**** Record excerpts

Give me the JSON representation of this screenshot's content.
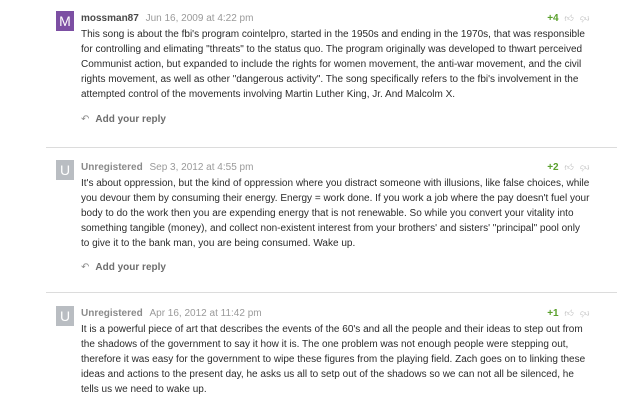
{
  "comments": [
    {
      "avatar_letter": "M",
      "author": "mossman87",
      "date": "Jun 16, 2009 at 4:22 pm",
      "score": "+4",
      "lines": [
        "This song is about the fbi's program cointelpro, started in the 1950s and ending in the 1970s, that was responsible",
        "for controlling and elimating \"threats\" to the status quo. The program originally was developed to thwart perceived",
        "Communist action, but expanded to include the rights for women movement, the anti-war movement, and the civil",
        "rights movement, as well as other \"dangerous activity\". The song specifically refers to the fbi's involvement in the",
        "attempted control of the movements involving Martin Luther King, Jr. And Malcolm X."
      ],
      "reply_label": "Add your reply"
    },
    {
      "avatar_letter": "U",
      "author": "Unregistered",
      "date": "Sep 3, 2012 at 4:55 pm",
      "score": "+2",
      "lines": [
        "It's about oppression, but the kind of oppression where you distract someone with illusions, like false choices, while",
        "you devour them by consuming their energy. Energy = work done. If you work a job where the pay doesn't fuel your",
        "body to do the work then you are expending energy that is not renewable. So while you convert your vitality into",
        "something tangible (money), and collect non-existent interest from your brothers' and sisters' \"principal\" pool only",
        "to give it to the bank man, you are being consumed. Wake up."
      ],
      "reply_label": "Add your reply"
    },
    {
      "avatar_letter": "U",
      "author": "Unregistered",
      "date": "Apr 16, 2012 at 11:42 pm",
      "score": "+1",
      "lines": [
        "It is a powerful piece of art that describes the events of the 60's and all the people and their ideas to step out from",
        "the shadows of the government to say it how it is. The one problem was not enough people were stepping out,",
        "therefore it was easy for the government to wipe these figures from the playing field. Zach goes on to linking these",
        "ideas and actions to the present day, he asks us all to setp out of the shadows so we can not all be silenced, he",
        "tells us we need to wake up."
      ]
    }
  ],
  "icons": {
    "thumb_up": "thumbs-up-icon",
    "thumb_down": "thumbs-down-icon",
    "reply": "reply-arrow-icon"
  },
  "colors": {
    "avatar_registered": "#7c4fa3",
    "avatar_unregistered": "#b9bdc2",
    "score_positive": "#5aa02c"
  }
}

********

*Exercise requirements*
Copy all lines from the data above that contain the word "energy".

*Response*
        "you devour them by consuming their energy. Energy = work done. If you work a job where the pay doesn't fuel your",
        "body to do the work then you are expending energy that is not renewable. So while you convert your vitality into",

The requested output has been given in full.